WHAT YOU ARE ASKED TO DO: Please repeat the records beneath this task exactly as they appear, but skip the images.

EXTRACTED ENTRIES:
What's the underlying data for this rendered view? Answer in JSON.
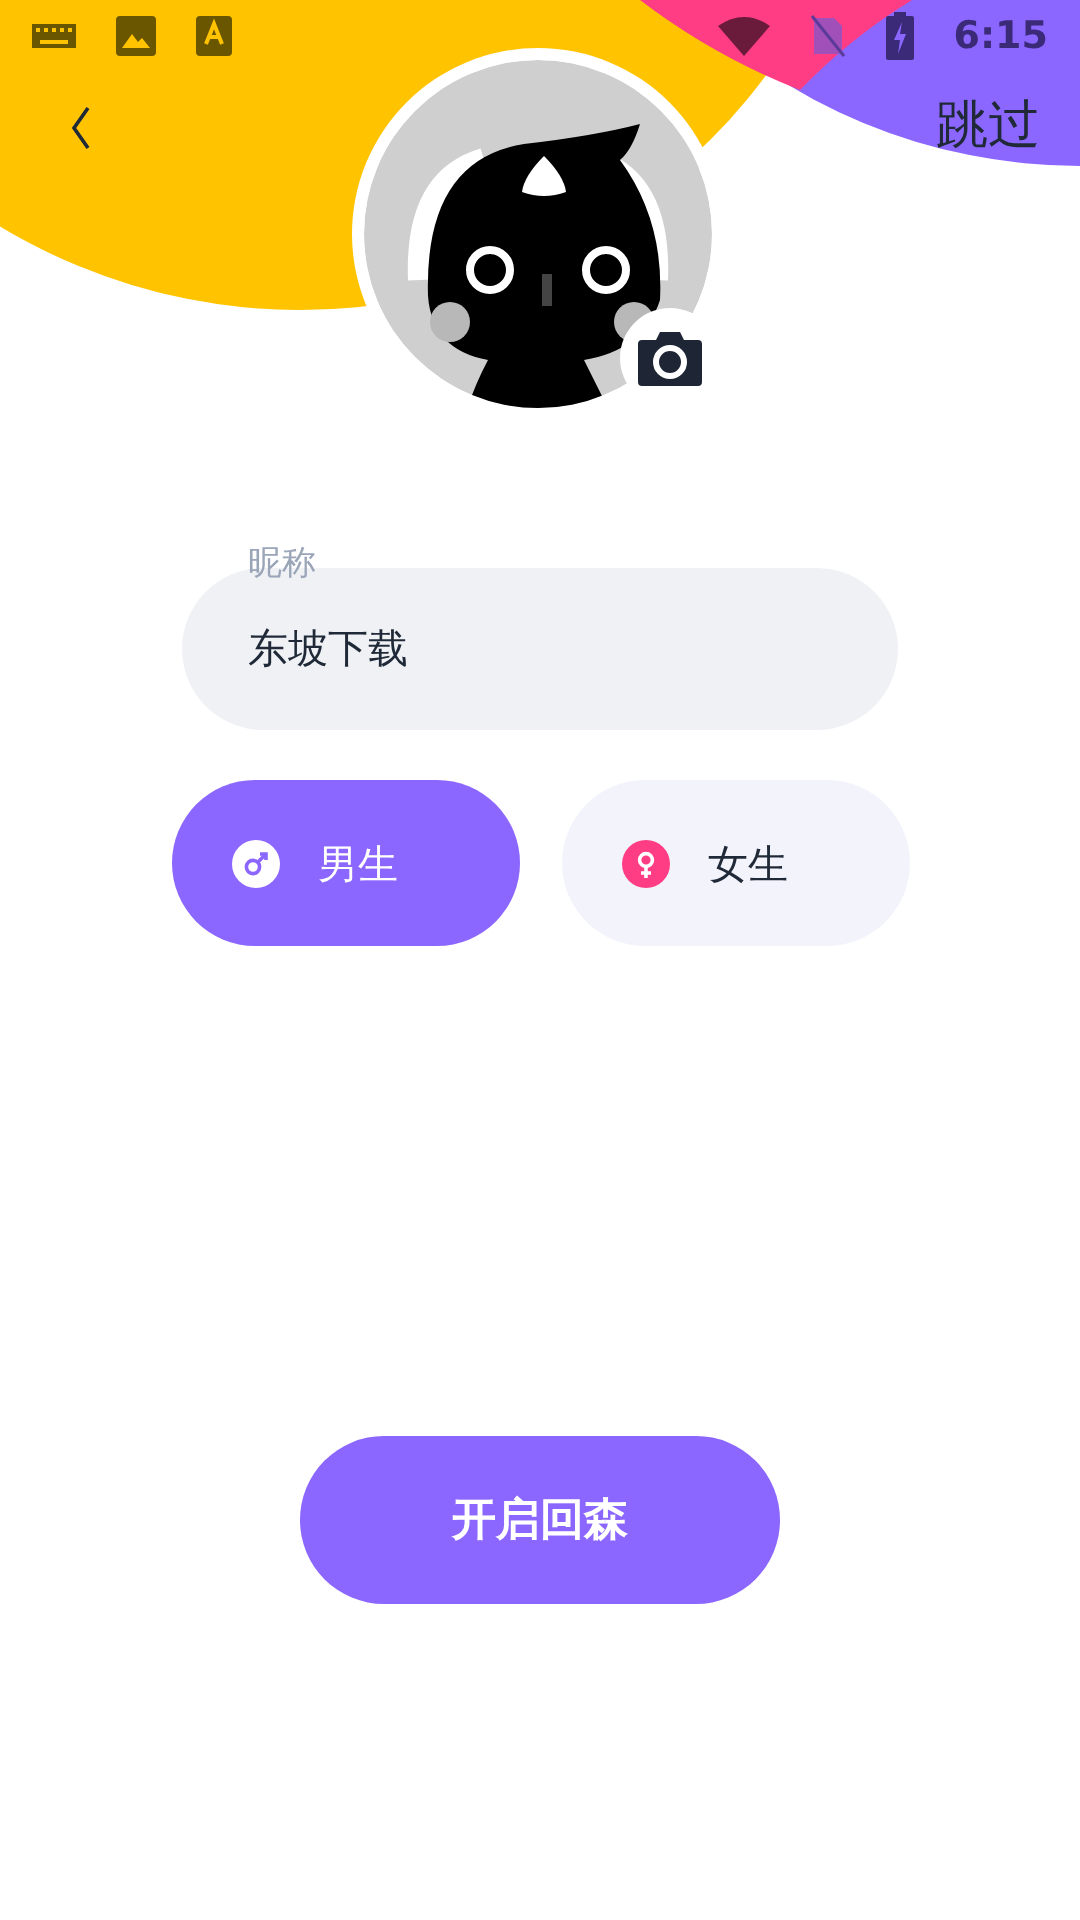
{
  "status_bar": {
    "time": "6:15"
  },
  "header": {
    "skip": "跳过"
  },
  "nickname": {
    "label": "昵称",
    "value": "东坡下载"
  },
  "genders": [
    {
      "kind": "male",
      "label": "男生",
      "selected": true
    },
    {
      "kind": "female",
      "label": "女生",
      "selected": false
    }
  ],
  "start_button": "开启回森"
}
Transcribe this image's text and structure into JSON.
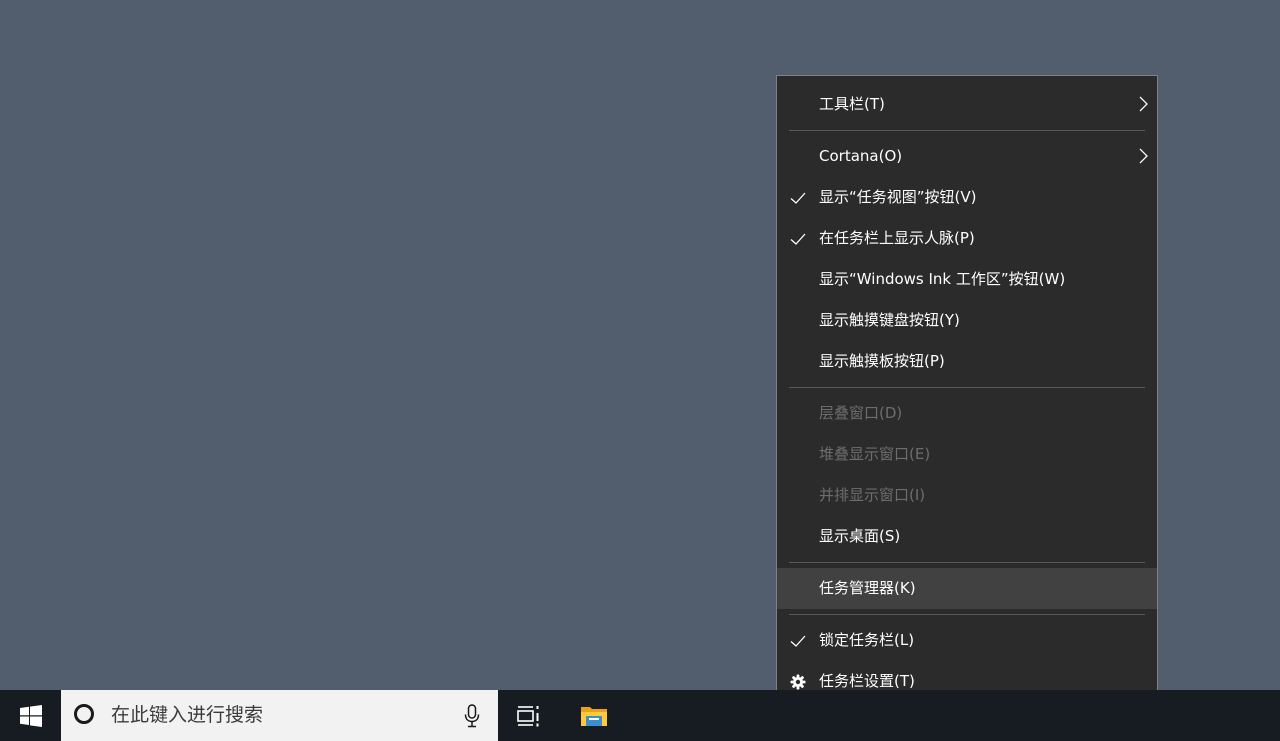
{
  "desktop": {
    "background_color": "#525e6d"
  },
  "taskbar": {
    "search": {
      "placeholder": "在此键入进行搜索"
    },
    "icons": {
      "start": "windows-logo-icon",
      "cortana": "cortana-ring-icon",
      "mic": "microphone-icon",
      "task_view": "task-view-icon",
      "file_explorer": "file-explorer-folder-icon"
    }
  },
  "context_menu": {
    "sections": [
      {
        "items": [
          {
            "label": "工具栏(T)",
            "submenu": true,
            "checked": false,
            "disabled": false
          }
        ]
      },
      {
        "items": [
          {
            "label": "Cortana(O)",
            "submenu": true,
            "checked": false,
            "disabled": false
          },
          {
            "label": "显示“任务视图”按钮(V)",
            "submenu": false,
            "checked": true,
            "disabled": false
          },
          {
            "label": "在任务栏上显示人脉(P)",
            "submenu": false,
            "checked": true,
            "disabled": false
          },
          {
            "label": "显示“Windows Ink 工作区”按钮(W)",
            "submenu": false,
            "checked": false,
            "disabled": false
          },
          {
            "label": "显示触摸键盘按钮(Y)",
            "submenu": false,
            "checked": false,
            "disabled": false
          },
          {
            "label": "显示触摸板按钮(P)",
            "submenu": false,
            "checked": false,
            "disabled": false
          }
        ]
      },
      {
        "items": [
          {
            "label": "层叠窗口(D)",
            "submenu": false,
            "checked": false,
            "disabled": true
          },
          {
            "label": "堆叠显示窗口(E)",
            "submenu": false,
            "checked": false,
            "disabled": true
          },
          {
            "label": "并排显示窗口(I)",
            "submenu": false,
            "checked": false,
            "disabled": true
          },
          {
            "label": "显示桌面(S)",
            "submenu": false,
            "checked": false,
            "disabled": false
          }
        ]
      },
      {
        "items": [
          {
            "label": "任务管理器(K)",
            "submenu": false,
            "checked": false,
            "disabled": false,
            "highlighted": true
          }
        ]
      },
      {
        "items": [
          {
            "label": "锁定任务栏(L)",
            "submenu": false,
            "checked": true,
            "disabled": false
          },
          {
            "label": "任务栏设置(T)",
            "submenu": false,
            "checked": false,
            "disabled": false,
            "icon": "gear-icon"
          }
        ]
      }
    ],
    "colors": {
      "background": "#2b2b2b",
      "border": "#808080",
      "text": "#ffffff",
      "disabled_text": "#6d6d6d",
      "highlight": "#414141",
      "separator": "#575757"
    }
  }
}
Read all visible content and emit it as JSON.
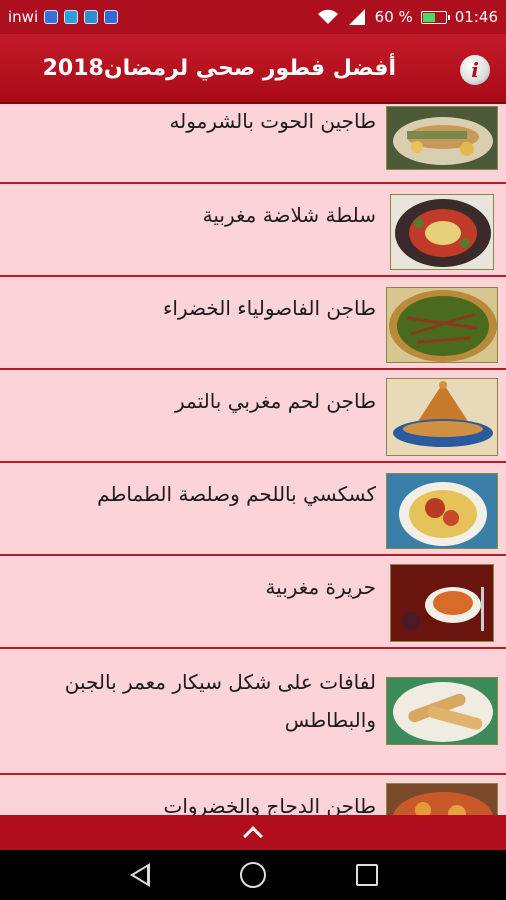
{
  "status_bar": {
    "carrier": "inwi",
    "battery_percent": "60 %",
    "battery_level": 0.6,
    "time": "01:46",
    "icons": [
      "notification-icon",
      "wifi-icon",
      "signal-icon",
      "battery-icon"
    ]
  },
  "app_bar": {
    "title": "أفضل فطور صحي لرمضان2018",
    "info_icon": "info-icon",
    "info_glyph": "i"
  },
  "recipes": [
    {
      "title": "طاجين الحوت بالشرموله"
    },
    {
      "title": "سلطة شلاضة مغربية"
    },
    {
      "title": "طاجن الفاصولياء الخضراء"
    },
    {
      "title": "طاجن لحم مغربي بالتمر"
    },
    {
      "title": "كسكسي باللحم وصلصة الطماطم"
    },
    {
      "title": "حريرة مغربية"
    },
    {
      "title": "لفافات على شكل سيكار معمر بالجبن والبطاطس"
    },
    {
      "title": "طاجن الدجاج والخضروات"
    }
  ],
  "bottom_bar": {
    "icon": "chevron-up-icon"
  },
  "nav_bar": {
    "icons": [
      "back-icon",
      "home-icon",
      "recent-apps-icon"
    ]
  },
  "colors": {
    "primary": "#ae0f1e",
    "list_background": "#fbd3d8",
    "divider": "#b71c2a"
  }
}
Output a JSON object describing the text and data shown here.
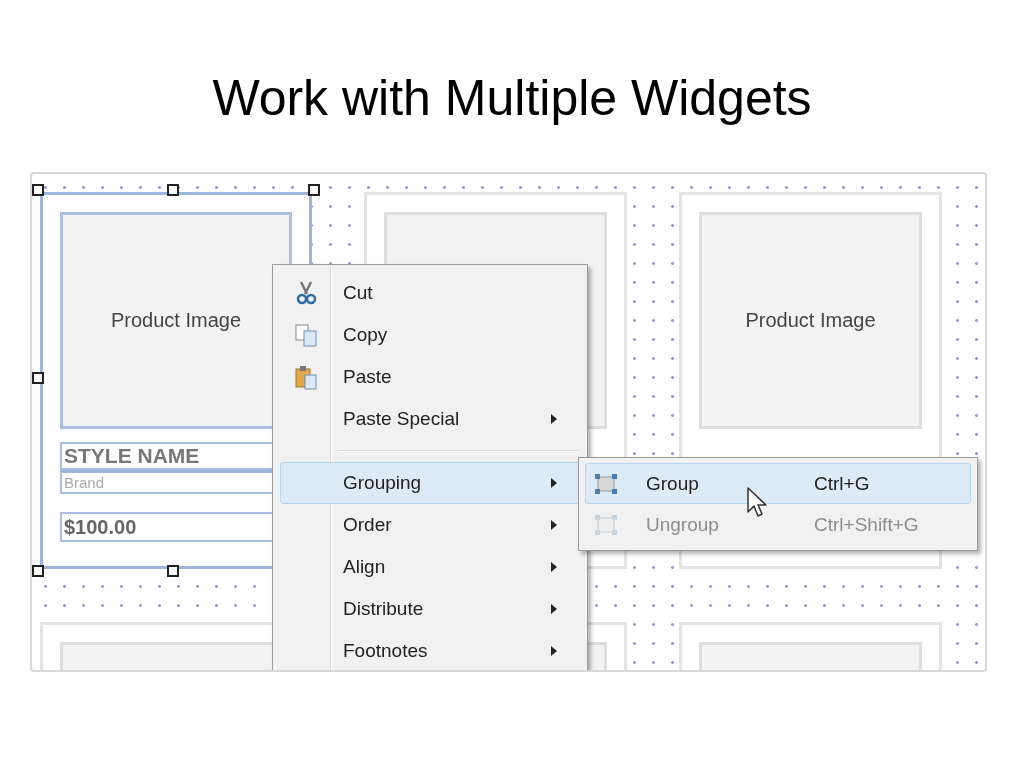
{
  "slide": {
    "title": "Work with Multiple Widgets"
  },
  "canvas": {
    "cards": [
      {
        "selected": true,
        "image_label": "Product Image",
        "style_name": "STYLE NAME",
        "brand": "Brand",
        "price": "$100.00"
      },
      {
        "selected": false
      },
      {
        "selected": false,
        "image_label": "Product Image"
      },
      {
        "selected": false
      },
      {
        "selected": false
      },
      {
        "selected": false
      }
    ]
  },
  "context_menu": {
    "items": [
      {
        "kind": "command",
        "label": "Cut",
        "has_submenu": false,
        "selected": false
      },
      {
        "kind": "command",
        "label": "Copy",
        "has_submenu": false,
        "selected": false
      },
      {
        "kind": "command",
        "label": "Paste",
        "has_submenu": false,
        "selected": false
      },
      {
        "kind": "command",
        "label": "Paste Special",
        "has_submenu": true,
        "selected": false
      },
      {
        "kind": "separator"
      },
      {
        "kind": "command",
        "label": "Grouping",
        "has_submenu": true,
        "selected": true
      },
      {
        "kind": "command",
        "label": "Order",
        "has_submenu": true,
        "selected": false
      },
      {
        "kind": "command",
        "label": "Align",
        "has_submenu": true,
        "selected": false
      },
      {
        "kind": "command",
        "label": "Distribute",
        "has_submenu": true,
        "selected": false
      },
      {
        "kind": "command",
        "label": "Footnotes",
        "has_submenu": true,
        "selected": false
      }
    ]
  },
  "submenu": {
    "items": [
      {
        "label": "Group",
        "shortcut": "Ctrl+G",
        "selected": true,
        "disabled": false
      },
      {
        "label": "Ungroup",
        "shortcut": "Ctrl+Shift+G",
        "selected": false,
        "disabled": true
      }
    ]
  }
}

YOUR RESPONSE:
What's the underlying data for this rendered view? Answer in JSON.
{
  "status_bar": {
    "time": "6:15"
  },
  "header": {
    "skip": "跳过"
  },
  "nickname": {
    "label": "昵称",
    "value": "东坡下载"
  },
  "genders": [
    {
      "kind": "male",
      "label": "男生",
      "selected": true
    },
    {
      "kind": "female",
      "label": "女生",
      "selected": false
    }
  ],
  "start_button": "开启回森"
}
Transcribe this image's text and structure into JSON.
{
  "desktop": {
    "background_color": "#525e6d"
  },
  "taskbar": {
    "search": {
      "placeholder": "在此键入进行搜索"
    },
    "icons": {
      "start": "windows-logo-icon",
      "cortana": "cortana-ring-icon",
      "mic": "microphone-icon",
      "task_view": "task-view-icon",
      "file_explorer": "file-explorer-folder-icon"
    }
  },
  "context_menu": {
    "sections": [
      {
        "items": [
          {
            "label": "工具栏(T)",
            "submenu": true,
            "checked": false,
            "disabled": false
          }
        ]
      },
      {
        "items": [
          {
            "label": "Cortana(O)",
            "submenu": true,
            "checked": false,
            "disabled": false
          },
          {
            "label": "显示“任务视图”按钮(V)",
            "submenu": false,
            "checked": true,
            "disabled": false
          },
          {
            "label": "在任务栏上显示人脉(P)",
            "submenu": false,
            "checked": true,
            "disabled": false
          },
          {
            "label": "显示“Windows Ink 工作区”按钮(W)",
            "submenu": false,
            "checked": false,
            "disabled": false
          },
          {
            "label": "显示触摸键盘按钮(Y)",
            "submenu": false,
            "checked": false,
            "disabled": false
          },
          {
            "label": "显示触摸板按钮(P)",
            "submenu": false,
            "checked": false,
            "disabled": false
          }
        ]
      },
      {
        "items": [
          {
            "label": "层叠窗口(D)",
            "submenu": false,
            "checked": false,
            "disabled": true
          },
          {
            "label": "堆叠显示窗口(E)",
            "submenu": false,
            "checked": false,
            "disabled": true
          },
          {
            "label": "并排显示窗口(I)",
            "submenu": false,
            "checked": false,
            "disabled": true
          },
          {
            "label": "显示桌面(S)",
            "submenu": false,
            "checked": false,
            "disabled": false
          }
        ]
      },
      {
        "items": [
          {
            "label": "任务管理器(K)",
            "submenu": false,
            "checked": false,
            "disabled": false,
            "highlighted": true
          }
        ]
      },
      {
        "items": [
          {
            "label": "锁定任务栏(L)",
            "submenu": false,
            "checked": true,
            "disabled": false
          },
          {
            "label": "任务栏设置(T)",
            "submenu": false,
            "checked": false,
            "disabled": false,
            "icon": "gear-icon"
          }
        ]
      }
    ],
    "colors": {
      "background": "#2b2b2b",
      "border": "#808080",
      "text": "#ffffff",
      "disabled_text": "#6d6d6d",
      "highlight": "#414141",
      "separator": "#575757"
    }
  }
}
Read all visible content and emit it as JSON.
{
  "status_bar": {
    "carrier": "inwi",
    "battery_percent": "60 %",
    "battery_level": 0.6,
    "time": "01:46",
    "icons": [
      "notification-icon",
      "wifi-icon",
      "signal-icon",
      "battery-icon"
    ]
  },
  "app_bar": {
    "title": "أفضل فطور صحي لرمضان2018",
    "info_icon": "info-icon",
    "info_glyph": "i"
  },
  "recipes": [
    {
      "title": "طاجين الحوت بالشرموله"
    },
    {
      "title": "سلطة شلاضة مغربية"
    },
    {
      "title": "طاجن الفاصولياء الخضراء"
    },
    {
      "title": "طاجن لحم مغربي بالتمر"
    },
    {
      "title": "كسكسي باللحم وصلصة الطماطم"
    },
    {
      "title": "حريرة مغربية"
    },
    {
      "title": "لفافات على شكل سيكار معمر بالجبن والبطاطس"
    },
    {
      "title": "طاجن الدجاج والخضروات"
    }
  ],
  "bottom_bar": {
    "icon": "chevron-up-icon"
  },
  "nav_bar": {
    "icons": [
      "back-icon",
      "home-icon",
      "recent-apps-icon"
    ]
  },
  "colors": {
    "primary": "#ae0f1e",
    "list_background": "#fbd3d8",
    "divider": "#b71c2a"
  }
}
Output a JSON object describing the text and data shown here.
{
  "slide": {
    "title": "Work with Multiple Widgets"
  },
  "canvas": {
    "cards": [
      {
        "selected": true,
        "image_label": "Product Image",
        "style_name": "STYLE NAME",
        "brand": "Brand",
        "price": "$100.00"
      },
      {
        "selected": false
      },
      {
        "selected": false,
        "image_label": "Product Image"
      },
      {
        "selected": false
      },
      {
        "selected": false
      },
      {
        "selected": false
      }
    ]
  },
  "context_menu": {
    "items": [
      {
        "kind": "command",
        "label": "Cut",
        "has_submenu": false,
        "selected": false
      },
      {
        "kind": "command",
        "label": "Copy",
        "has_submenu": false,
        "selected": false
      },
      {
        "kind": "command",
        "label": "Paste",
        "has_submenu": false,
        "selected": false
      },
      {
        "kind": "command",
        "label": "Paste Special",
        "has_submenu": true,
        "selected": false
      },
      {
        "kind": "separator"
      },
      {
        "kind": "command",
        "label": "Grouping",
        "has_submenu": true,
        "selected": true
      },
      {
        "kind": "command",
        "label": "Order",
        "has_submenu": true,
        "selected": false
      },
      {
        "kind": "command",
        "label": "Align",
        "has_submenu": true,
        "selected": false
      },
      {
        "kind": "command",
        "label": "Distribute",
        "has_submenu": true,
        "selected": false
      },
      {
        "kind": "command",
        "label": "Footnotes",
        "has_submenu": true,
        "selected": false
      }
    ]
  },
  "submenu": {
    "items": [
      {
        "label": "Group",
        "shortcut": "Ctrl+G",
        "selected": true,
        "disabled": false
      },
      {
        "label": "Ungroup",
        "shortcut": "Ctrl+Shift+G",
        "selected": false,
        "disabled": true
      }
    ]
  }
}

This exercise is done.